Power supply is a basic amenity that every citizen should enjoy. If they cannot afford three square meals, then at least if there is electricity, business ideas can boom. In recent times, Nigerians have been telling a tale of woe as regards power supply. Investors spend so much on fuel to run generators, because of a lack of electricity supply. It makes life harder for most citizens. This is one thing that Nigerians will be forever grateful for. Yar'Adua is laden with enormous task of solving mass youth unemployment, endemic in the country.
Nigeria has witnessed several fuel crisis due to hikes in prices of petroleum products on a near yearly basis, during the outgoing administration. Despite the fact that the country is the 6th largest oil producer in the world, its refineries are bad such that it has to export crude oil and import the refined one. This makes fuel very costly. The cost of fuel is the major cause of inflation, devaluation of the country's currency —the naira — and hardships experienced all over the land. This is going to be a key challenge for the government of Yar'Adua, and solving this problem will endear him to all Nigerians.
Provision of good federal highways is yet another demand of the masses. Transporters who cannot afford air travel waste several person-hours on the road because of bad roads. Yet the federal budget allocates huge sums of money for the reparation of these roads.
From the looks of things, Yar'Adua since being the first Nigerian president from the academia, is expected to resolve the recalcitrant strikes between the university lecturer and the federal government. Health care in Nigeria is still very poor in spite of several reform programs by the outgoing government.
The state of decay is why Nigeria ranks lowest on most health indices. Nigeria is the third largest country with the population of HIV-positive persons; it has the second largest maternal mortality rate in the world, the fourth largest infant mortality, and its life expectancy is between 45-46 years for both men and women.
Obasanjo in Yar'Adua's Clothing
Most likely, Yar'Adua might continue in Obasanjo's anti-corruption fight, which made him the enemy of many citizens, including his deputy.

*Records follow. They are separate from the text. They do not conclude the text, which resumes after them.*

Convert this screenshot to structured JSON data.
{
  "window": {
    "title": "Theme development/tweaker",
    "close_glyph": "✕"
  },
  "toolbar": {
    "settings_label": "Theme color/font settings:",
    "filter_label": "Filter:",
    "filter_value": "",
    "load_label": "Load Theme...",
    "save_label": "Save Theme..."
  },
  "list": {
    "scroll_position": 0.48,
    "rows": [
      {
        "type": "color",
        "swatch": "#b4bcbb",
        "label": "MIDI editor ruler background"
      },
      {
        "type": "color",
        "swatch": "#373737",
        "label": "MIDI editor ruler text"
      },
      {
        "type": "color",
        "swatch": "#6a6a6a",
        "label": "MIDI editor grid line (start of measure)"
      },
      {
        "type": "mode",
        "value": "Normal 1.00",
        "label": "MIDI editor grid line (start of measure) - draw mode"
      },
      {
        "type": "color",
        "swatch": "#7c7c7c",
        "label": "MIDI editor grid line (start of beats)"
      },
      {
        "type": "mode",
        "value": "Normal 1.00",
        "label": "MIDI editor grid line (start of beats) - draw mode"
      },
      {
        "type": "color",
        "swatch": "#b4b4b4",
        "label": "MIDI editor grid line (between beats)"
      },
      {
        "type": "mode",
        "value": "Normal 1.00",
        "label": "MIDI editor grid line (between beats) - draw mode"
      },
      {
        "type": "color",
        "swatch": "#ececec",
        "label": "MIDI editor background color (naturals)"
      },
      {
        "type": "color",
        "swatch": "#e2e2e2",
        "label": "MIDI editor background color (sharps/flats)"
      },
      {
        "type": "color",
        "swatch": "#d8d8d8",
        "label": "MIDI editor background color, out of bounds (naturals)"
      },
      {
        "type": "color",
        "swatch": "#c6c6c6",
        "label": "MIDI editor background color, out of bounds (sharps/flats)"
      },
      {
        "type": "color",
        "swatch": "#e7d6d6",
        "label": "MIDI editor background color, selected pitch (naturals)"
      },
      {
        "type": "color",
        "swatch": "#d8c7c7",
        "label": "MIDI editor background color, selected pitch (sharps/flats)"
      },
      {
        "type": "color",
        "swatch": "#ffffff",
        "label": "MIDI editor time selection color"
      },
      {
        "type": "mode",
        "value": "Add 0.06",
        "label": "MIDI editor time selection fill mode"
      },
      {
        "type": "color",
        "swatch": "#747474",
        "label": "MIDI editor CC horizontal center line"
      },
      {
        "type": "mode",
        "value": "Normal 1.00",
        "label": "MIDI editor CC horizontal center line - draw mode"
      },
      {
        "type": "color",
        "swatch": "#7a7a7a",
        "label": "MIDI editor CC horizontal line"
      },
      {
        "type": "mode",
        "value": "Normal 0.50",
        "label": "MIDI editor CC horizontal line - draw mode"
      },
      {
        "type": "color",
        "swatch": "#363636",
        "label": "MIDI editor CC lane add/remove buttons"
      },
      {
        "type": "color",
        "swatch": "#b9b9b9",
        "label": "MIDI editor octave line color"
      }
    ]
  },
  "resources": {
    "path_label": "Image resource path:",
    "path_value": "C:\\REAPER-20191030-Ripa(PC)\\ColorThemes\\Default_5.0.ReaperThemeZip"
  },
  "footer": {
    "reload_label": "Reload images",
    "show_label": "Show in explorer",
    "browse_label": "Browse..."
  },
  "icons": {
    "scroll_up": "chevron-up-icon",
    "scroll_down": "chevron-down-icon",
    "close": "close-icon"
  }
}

Based on the controversies surrounding the election results, Yar'Adua will prove himself whether he can take Nigeria to the promised land or not. However, observers fear that with the rate at which Nigerians are going about their democracy, the nation may be turned into a one-party state, as there are no parties as strong as the PDP. Though Kayode Esuola, a lecturer of political science at the University of Lagos, condemns the irregularities of the election, he said it is a good foundation for democracy in that there are more political parties now than there were before.
"We have about 50 political parties. The more parties we have, the more it gives room for democracy."
Another fear expressed is that the next leadership will be Obasanjo in Yar'Adua's clothing. Godfatherism in Nigeria's politics has bred bad blood in past administrations. It is hoped that this will not be the case with Yar'Adua and Obasanjo. Though Yar'Adua has a calm mien, he is found to be very independent-minded.
Lastly, as the countdown towards Yar'Adua's official swearing in on May 29, 2007, to be president of the 140-million-citizen country, Nigerians truly hope for a peaceful transition and more matured democracy in future.
Last Mod: 25 Nisan 2007, 19:18
Abiose Adelaja is a journalist based in Lagos and is working for the National Daily Newspaper. Though she holds a bachelor's degree in microbiology, Adelaja is quite passionate about societal and civil issues as well as politics in development. She is a member of the World Federation of Science Journalists and has also won some awards in health (HIV/AIDS, in particular) reporting and benefited from journalism fellowships.